(INPUT DATA)

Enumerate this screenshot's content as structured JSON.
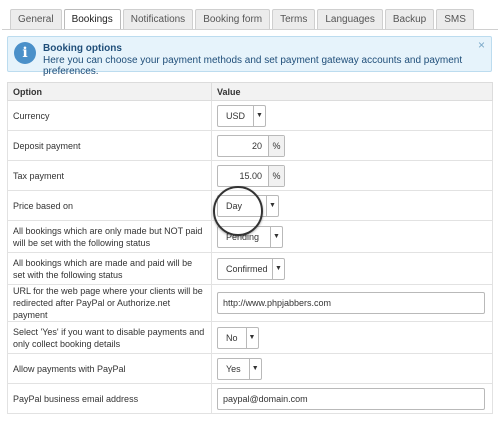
{
  "tabs": [
    "General",
    "Bookings",
    "Notifications",
    "Booking form",
    "Terms",
    "Languages",
    "Backup",
    "SMS"
  ],
  "info": {
    "title": "Booking options",
    "text": "Here you can choose your payment methods and set payment gateway accounts and payment preferences.",
    "close": "×"
  },
  "table": {
    "col_option": "Option",
    "col_value": "Value",
    "rows": [
      {
        "label": "Currency",
        "value": "USD"
      },
      {
        "label": "Deposit payment",
        "value": "20",
        "unit": "%"
      },
      {
        "label": "Tax payment",
        "value": "15.00",
        "unit": "%"
      },
      {
        "label": "Price based on",
        "value": "Day"
      },
      {
        "label": "All bookings which are only made but NOT paid will be set with the following status",
        "value": "Pending"
      },
      {
        "label": "All bookings which are made and paid will be set with the following status",
        "value": "Confirmed"
      },
      {
        "label": "URL for the web page where your clients will be redirected after PayPal or Authorize.net payment",
        "value": "http://www.phpjabbers.com"
      },
      {
        "label": "Select 'Yes' if you want to disable payments and only collect booking details",
        "value": "No"
      },
      {
        "label": "Allow payments with PayPal",
        "value": "Yes"
      },
      {
        "label": "PayPal business email address",
        "value": "paypal@domain.com"
      }
    ]
  },
  "arrow_glyph": "▼"
}
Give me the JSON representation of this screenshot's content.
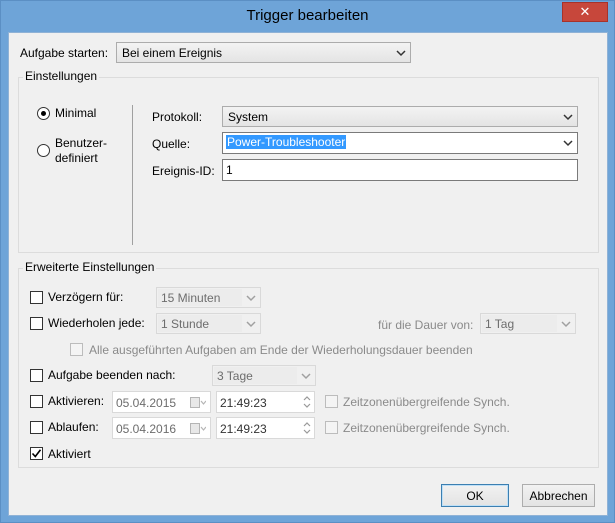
{
  "window": {
    "title": "Trigger bearbeiten",
    "close_glyph": "✕"
  },
  "start": {
    "label": "Aufgabe starten:",
    "value": "Bei einem Ereignis"
  },
  "settings": {
    "group_title": "Einstellungen",
    "radio_minimal": "Minimal",
    "radio_custom_line1": "Benutzer-",
    "radio_custom_line2": "definiert",
    "selected": "minimal",
    "protokoll_label": "Protokoll:",
    "protokoll_value": "System",
    "quelle_label": "Quelle:",
    "quelle_value": "Power-Troubleshooter",
    "ereignis_label": "Ereignis-ID:",
    "ereignis_value": "1"
  },
  "advanced": {
    "group_title": "Erweiterte Einstellungen",
    "delay_label": "Verzögern für:",
    "delay_value": "15 Minuten",
    "repeat_label": "Wiederholen jede:",
    "repeat_value": "1 Stunde",
    "duration_label": "für die Dauer von:",
    "duration_value": "1 Tag",
    "stop_all_label": "Alle ausgeführten Aufgaben am Ende der Wiederholungsdauer beenden",
    "end_after_label": "Aufgabe beenden nach:",
    "end_after_value": "3 Tage",
    "activate_label": "Aktivieren:",
    "activate_date": "05.04.2015",
    "activate_time": "21:49:23",
    "expire_label": "Ablaufen:",
    "expire_date": "05.04.2016",
    "expire_time": "21:49:23",
    "sync_label": "Zeitzonenübergreifende Synch.",
    "enabled_label": "Aktiviert",
    "enabled_checked": true
  },
  "buttons": {
    "ok": "OK",
    "cancel": "Abbrechen"
  },
  "colors": {
    "titlebar": "#6ea4d8",
    "close": "#c7473b",
    "selection": "#3399ff"
  }
}
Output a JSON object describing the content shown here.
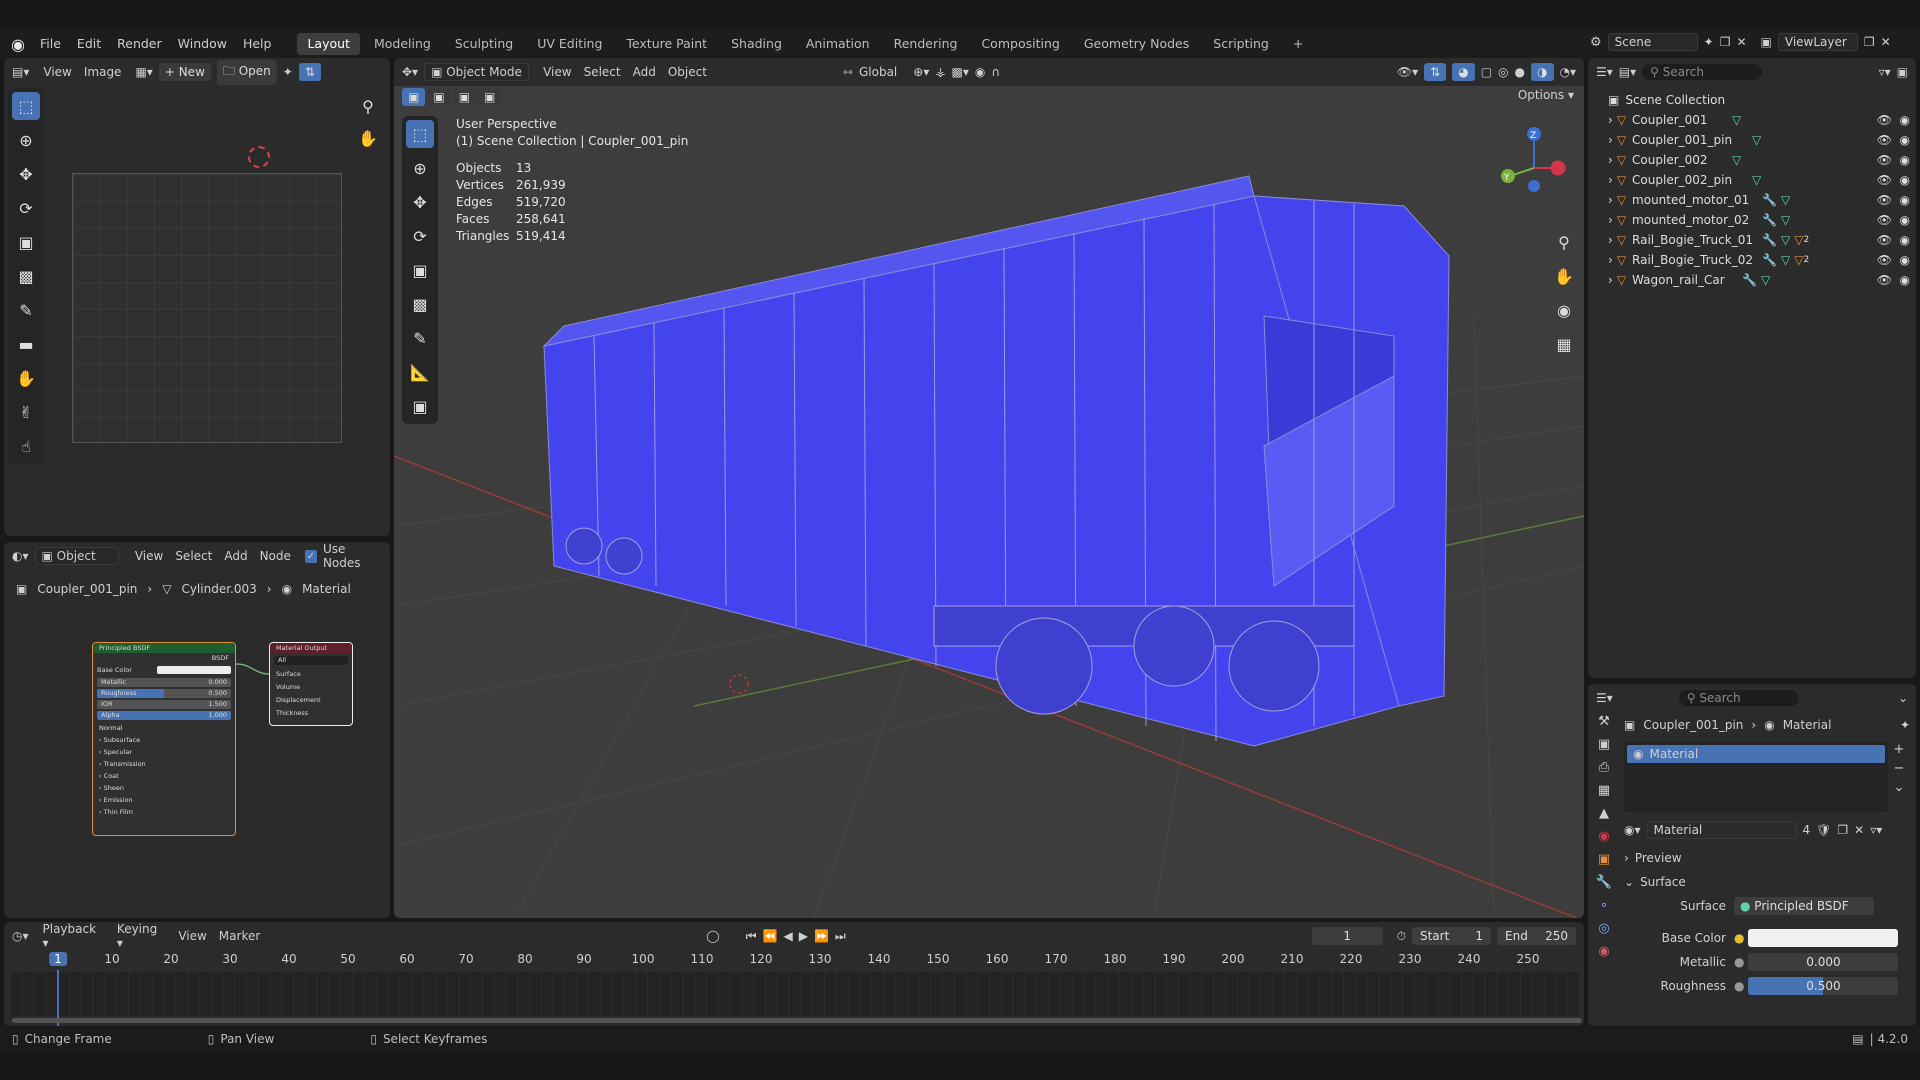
{
  "topbar": {
    "menus": [
      "File",
      "Edit",
      "Render",
      "Window",
      "Help"
    ],
    "tabs": [
      "Layout",
      "Modeling",
      "Sculpting",
      "UV Editing",
      "Texture Paint",
      "Shading",
      "Animation",
      "Rendering",
      "Compositing",
      "Geometry Nodes",
      "Scripting"
    ],
    "active_tab": "Layout",
    "scene": "Scene",
    "viewlayer": "ViewLayer"
  },
  "image_editor": {
    "menus": [
      "View",
      "Image"
    ],
    "new": "New",
    "open": "Open"
  },
  "viewport": {
    "mode": "Object Mode",
    "menus": [
      "View",
      "Select",
      "Add",
      "Object"
    ],
    "orientation": "Global",
    "options": "Options",
    "perspective": "User Perspective",
    "context": "(1) Scene Collection | Coupler_001_pin",
    "stats": [
      {
        "label": "Objects",
        "value": "13"
      },
      {
        "label": "Vertices",
        "value": "261,939"
      },
      {
        "label": "Edges",
        "value": "519,720"
      },
      {
        "label": "Faces",
        "value": "258,641"
      },
      {
        "label": "Triangles",
        "value": "519,414"
      }
    ]
  },
  "node_editor": {
    "type": "Object",
    "menus": [
      "View",
      "Select",
      "Add",
      "Node"
    ],
    "use_nodes": "Use Nodes",
    "breadcrumb": [
      "Coupler_001_pin",
      "Cylinder.003",
      "Material"
    ],
    "bsdf": {
      "title": "Principled BSDF",
      "out": "BSDF",
      "rows": [
        {
          "label": "Base Color",
          "value": ""
        },
        {
          "label": "Metallic",
          "value": "0.000"
        },
        {
          "label": "Roughness",
          "value": "0.500"
        },
        {
          "label": "IOR",
          "value": "1.500"
        },
        {
          "label": "Alpha",
          "value": "1.000"
        }
      ],
      "normal": "Normal",
      "sections": [
        "Subsurface",
        "Specular",
        "Transmission",
        "Coat",
        "Sheen",
        "Emission",
        "Thin Film"
      ]
    },
    "output": {
      "title": "Material Output",
      "target": "All",
      "inputs": [
        "Surface",
        "Volume",
        "Displacement",
        "Thickness"
      ]
    }
  },
  "outliner": {
    "search": "Search",
    "root": "Scene Collection",
    "items": [
      "Coupler_001",
      "Coupler_001_pin",
      "Coupler_002",
      "Coupler_002_pin",
      "mounted_motor_01",
      "mounted_motor_02",
      "Rail_Bogie_Truck_01",
      "Rail_Bogie_Truck_02",
      "Wagon_rail_Car"
    ],
    "badge_count": "2"
  },
  "properties": {
    "search": "Search",
    "breadcrumb": [
      "Coupler_001_pin",
      "Material"
    ],
    "slot": "Material",
    "material_name": "Material",
    "users": "4",
    "preview": "Preview",
    "surface_section": "Surface",
    "surface_label": "Surface",
    "surface_value": "Principled BSDF",
    "base_color_label": "Base Color",
    "metallic_label": "Metallic",
    "metallic_value": "0.000",
    "roughness_label": "Roughness",
    "roughness_value": "0.500"
  },
  "timeline": {
    "menus": [
      "Playback",
      "Keying",
      "View",
      "Marker"
    ],
    "current": "1",
    "start_label": "Start",
    "start": "1",
    "end_label": "End",
    "end": "250",
    "ticks": [
      "1",
      "10",
      "20",
      "30",
      "40",
      "50",
      "60",
      "70",
      "80",
      "90",
      "100",
      "110",
      "120",
      "130",
      "140",
      "150",
      "160",
      "170",
      "180",
      "190",
      "200",
      "210",
      "220",
      "230",
      "240",
      "250"
    ]
  },
  "status": {
    "change_frame": "Change Frame",
    "pan_view": "Pan View",
    "select_keyframes": "Select Keyframes",
    "version": "4.2.0"
  }
}
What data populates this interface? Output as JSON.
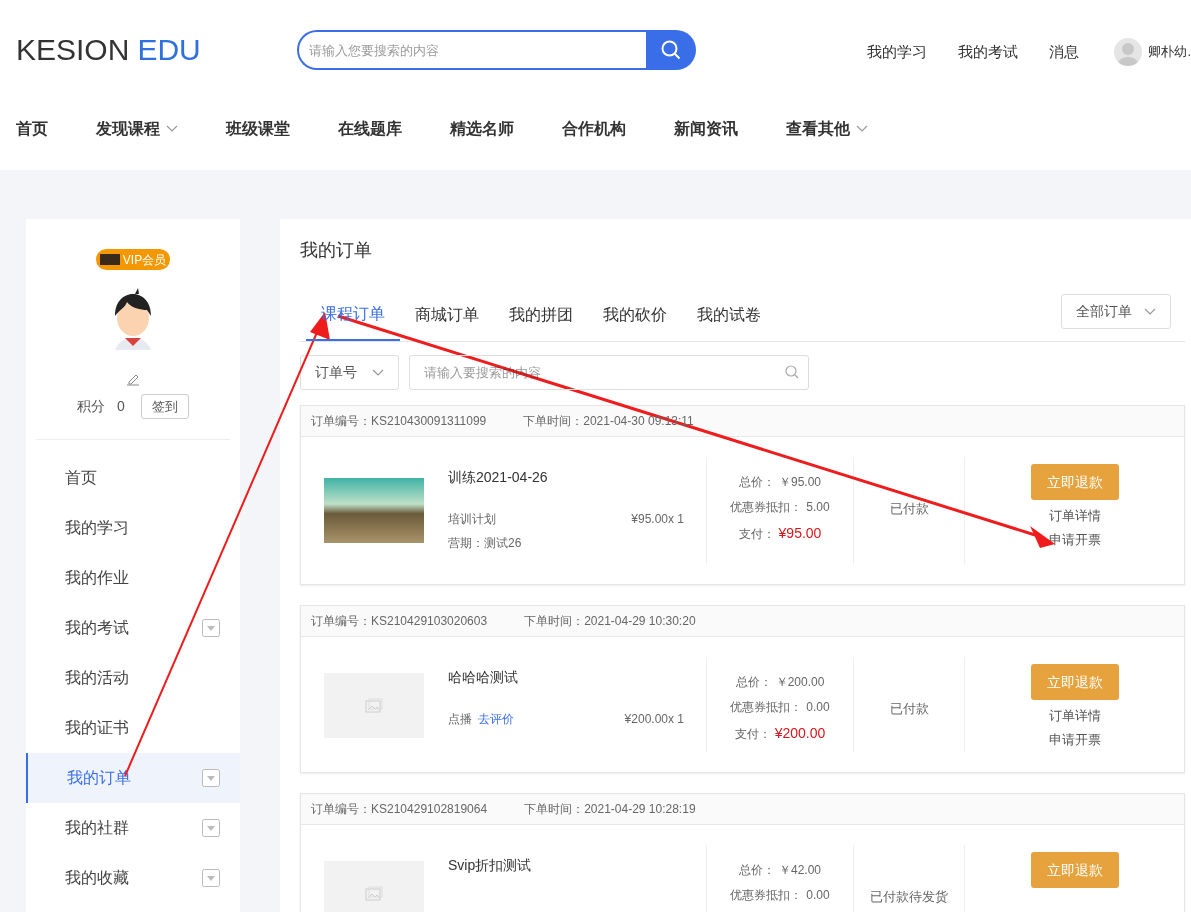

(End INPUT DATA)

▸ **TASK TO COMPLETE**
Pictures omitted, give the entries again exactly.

▸ **REPLY**
Enumerate this screenshot's content as structured JSON.
{
  "tabs": [
    "General",
    "Bookings",
    "Notifications",
    "Booking form",
    "Terms",
    "Languages",
    "Backup",
    "SMS"
  ],
  "info": {
    "title": "Booking options",
    "text": "Here you can choose your payment methods and set payment gateway accounts and payment preferences.",
    "close": "×"
  },
  "table": {
    "col_option": "Option",
    "col_value": "Value",
    "rows": [
      {
        "label": "Currency",
        "value": "USD"
      },
      {
        "label": "Deposit payment",
        "value": "20",
        "unit": "%"
      },
      {
        "label": "Tax payment",
        "value": "15.00",
        "unit": "%"
      },
      {
        "label": "Price based on",
        "value": "Day"
      },
      {
        "label": "All bookings which are only made but NOT paid will be set with the following status",
        "value": "Pending"
      },
      {
        "label": "All bookings which are made and paid will be set with the following status",
        "value": "Confirmed"
      },
      {
        "label": "URL for the web page where your clients will be redirected after PayPal or Authorize.net payment",
        "value": "http://www.phpjabbers.com"
      },
      {
        "label": "Select 'Yes' if you want to disable payments and only collect booking details",
        "value": "No"
      },
      {
        "label": "Allow payments with PayPal",
        "value": "Yes"
      },
      {
        "label": "PayPal business email address",
        "value": "paypal@domain.com"
      }
    ]
  },
  "arrow_glyph": "▼"
}
Give me the JSON representation of this screenshot's content.
{
  "window": {
    "title": "Trigger bearbeiten",
    "close_glyph": "✕"
  },
  "start": {
    "label": "Aufgabe starten:",
    "value": "Bei einem Ereignis"
  },
  "settings": {
    "group_title": "Einstellungen",
    "radio_minimal": "Minimal",
    "radio_custom_line1": "Benutzer-",
    "radio_custom_line2": "definiert",
    "selected": "minimal",
    "protokoll_label": "Protokoll:",
    "protokoll_value": "System",
    "quelle_label": "Quelle:",
    "quelle_value": "Power-Troubleshooter",
    "ereignis_label": "Ereignis-ID:",
    "ereignis_value": "1"
  },
  "advanced": {
    "group_title": "Erweiterte Einstellungen",
    "delay_label": "Verzögern für:",
    "delay_value": "15 Minuten",
    "repeat_label": "Wiederholen jede:",
    "repeat_value": "1 Stunde",
    "duration_label": "für die Dauer von:",
    "duration_value": "1 Tag",
    "stop_all_label": "Alle ausgeführten Aufgaben am Ende der Wiederholungsdauer beenden",
    "end_after_label": "Aufgabe beenden nach:",
    "end_after_value": "3 Tage",
    "activate_label": "Aktivieren:",
    "activate_date": "05.04.2015",
    "activate_time": "21:49:23",
    "expire_label": "Ablaufen:",
    "expire_date": "05.04.2016",
    "expire_time": "21:49:23",
    "sync_label": "Zeitzonenübergreifende Synch.",
    "enabled_label": "Aktiviert",
    "enabled_checked": true
  },
  "buttons": {
    "ok": "OK",
    "cancel": "Abbrechen"
  },
  "colors": {
    "titlebar": "#6ea4d8",
    "close": "#c7473b",
    "selection": "#3399ff"
  }
}
Output a JSON object describing the content shown here.
{
  "topbar": {
    "menus": [
      "File",
      "Edit",
      "Render",
      "Window",
      "Help"
    ],
    "tabs": [
      "Layout",
      "Modeling",
      "Sculpting",
      "UV Editing",
      "Texture Paint",
      "Shading",
      "Animation",
      "Rendering",
      "Compositing",
      "Geometry Nodes",
      "Scripting"
    ],
    "active_tab": "Layout",
    "scene": "Scene",
    "viewlayer": "ViewLayer"
  },
  "image_editor": {
    "menus": [
      "View",
      "Image"
    ],
    "new": "New",
    "open": "Open"
  },
  "viewport": {
    "mode": "Object Mode",
    "menus": [
      "View",
      "Select",
      "Add",
      "Object"
    ],
    "orientation": "Global",
    "options": "Options",
    "perspective": "User Perspective",
    "context": "(1) Scene Collection | Coupler_001_pin",
    "stats": [
      {
        "label": "Objects",
        "value": "13"
      },
      {
        "label": "Vertices",
        "value": "261,939"
      },
      {
        "label": "Edges",
        "value": "519,720"
      },
      {
        "label": "Faces",
        "value": "258,641"
      },
      {
        "label": "Triangles",
        "value": "519,414"
      }
    ]
  },
  "node_editor": {
    "type": "Object",
    "menus": [
      "View",
      "Select",
      "Add",
      "Node"
    ],
    "use_nodes": "Use Nodes",
    "breadcrumb": [
      "Coupler_001_pin",
      "Cylinder.003",
      "Material"
    ],
    "bsdf": {
      "title": "Principled BSDF",
      "out": "BSDF",
      "rows": [
        {
          "label": "Base Color",
          "value": ""
        },
        {
          "label": "Metallic",
          "value": "0.000"
        },
        {
          "label": "Roughness",
          "value": "0.500"
        },
        {
          "label": "IOR",
          "value": "1.500"
        },
        {
          "label": "Alpha",
          "value": "1.000"
        }
      ],
      "normal": "Normal",
      "sections": [
        "Subsurface",
        "Specular",
        "Transmission",
        "Coat",
        "Sheen",
        "Emission",
        "Thin Film"
      ]
    },
    "output": {
      "title": "Material Output",
      "target": "All",
      "inputs": [
        "Surface",
        "Volume",
        "Displacement",
        "Thickness"
      ]
    }
  },
  "outliner": {
    "search": "Search",
    "root": "Scene Collection",
    "items": [
      "Coupler_001",
      "Coupler_001_pin",
      "Coupler_002",
      "Coupler_002_pin",
      "mounted_motor_01",
      "mounted_motor_02",
      "Rail_Bogie_Truck_01",
      "Rail_Bogie_Truck_02",
      "Wagon_rail_Car"
    ],
    "badge_count": "2"
  },
  "properties": {
    "search": "Search",
    "breadcrumb": [
      "Coupler_001_pin",
      "Material"
    ],
    "slot": "Material",
    "material_name": "Material",
    "users": "4",
    "preview": "Preview",
    "surface_section": "Surface",
    "surface_label": "Surface",
    "surface_value": "Principled BSDF",
    "base_color_label": "Base Color",
    "metallic_label": "Metallic",
    "metallic_value": "0.000",
    "roughness_label": "Roughness",
    "roughness_value": "0.500"
  },
  "timeline": {
    "menus": [
      "Playback",
      "Keying",
      "View",
      "Marker"
    ],
    "current": "1",
    "start_label": "Start",
    "start": "1",
    "end_label": "End",
    "end": "250",
    "ticks": [
      "1",
      "10",
      "20",
      "30",
      "40",
      "50",
      "60",
      "70",
      "80",
      "90",
      "100",
      "110",
      "120",
      "130",
      "140",
      "150",
      "160",
      "170",
      "180",
      "190",
      "200",
      "210",
      "220",
      "230",
      "240",
      "250"
    ]
  },
  "status": {
    "change_frame": "Change Frame",
    "pan_view": "Pan View",
    "select_keyframes": "Select Keyframes",
    "version": "4.2.0"
  }
}
What data populates this interface? Output as JSON.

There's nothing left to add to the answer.